#### WHAT YOU ARE ASKED TO DO
Every line holding "JSON" should be copied from the records below.

#### EXERCISE INPUT
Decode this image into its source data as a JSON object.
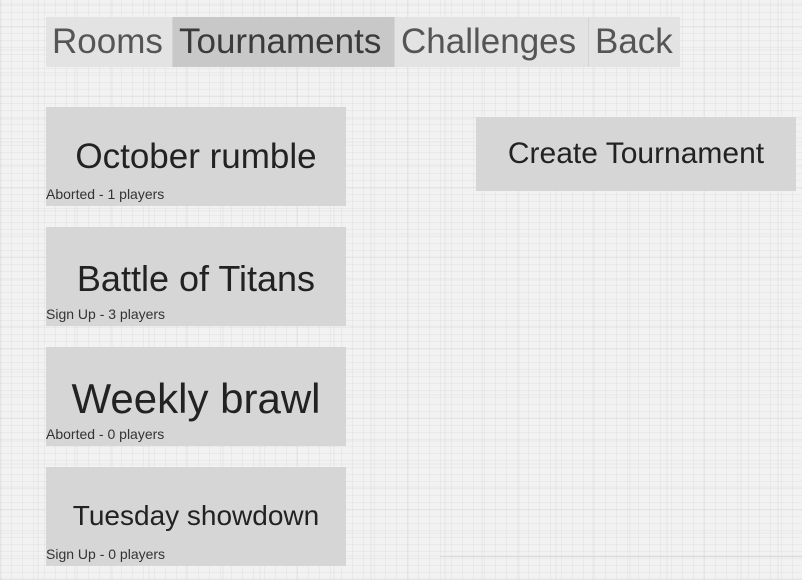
{
  "nav": {
    "tabs": [
      {
        "label": "Rooms"
      },
      {
        "label": "Tournaments"
      },
      {
        "label": "Challenges"
      },
      {
        "label": "Back"
      }
    ],
    "active": "Tournaments"
  },
  "tournaments": [
    {
      "name": "October rumble",
      "status": "Aborted - 1 players"
    },
    {
      "name": "Battle of Titans",
      "status": "Sign Up - 3 players"
    },
    {
      "name": "Weekly brawl",
      "status": "Aborted - 0 players"
    },
    {
      "name": "Tuesday showdown",
      "status": "Sign Up - 0 players"
    }
  ],
  "create_button": {
    "label": "Create Tournament"
  },
  "colors": {
    "tab_background": "#e3e3e3",
    "tab_active_background": "#c8c8c8",
    "card_background": "#d6d6d6",
    "text": "#222222"
  }
}
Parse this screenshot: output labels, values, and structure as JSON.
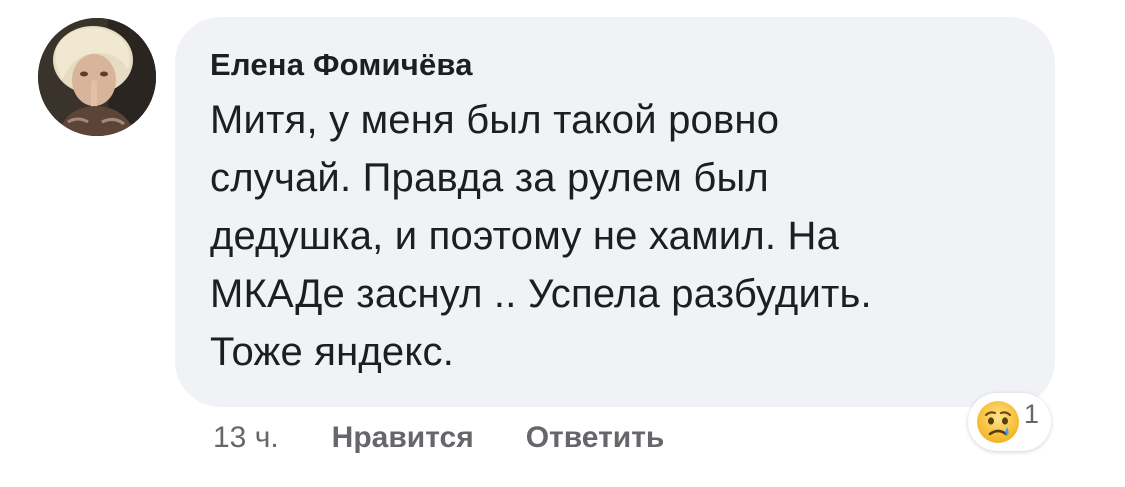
{
  "comment": {
    "author_name": "Елена Фомичёва",
    "text": "Митя, у меня был такой ровно\nслучай. Правда за рулем был\nдедушка, и поэтому не хамил. На\nМКАДе заснул .. Успела разбудить.\nТоже яндекс.",
    "timestamp": "13 ч.",
    "actions": {
      "like_label": "Нравится",
      "reply_label": "Ответить"
    },
    "reactions": {
      "icon": "sad-crying-face-icon",
      "count": "1"
    }
  },
  "colors": {
    "bubble_background": "#f0f2f5",
    "text": "#1c1e21",
    "meta_text": "#65676b",
    "reaction_emoji": "#f7b125"
  }
}
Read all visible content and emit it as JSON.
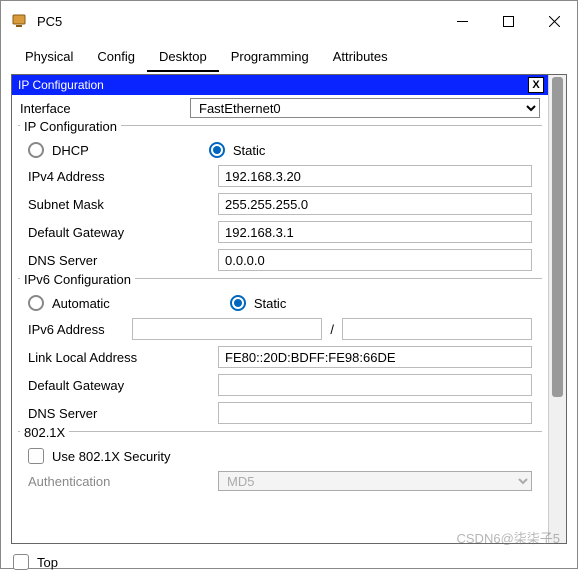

#### EXERCISE ANSWER
Decode this image into its source data as a JSON object.
Parse this screenshot: output labels, values, and structure as JSON.
Read all visible content and emit it as JSON.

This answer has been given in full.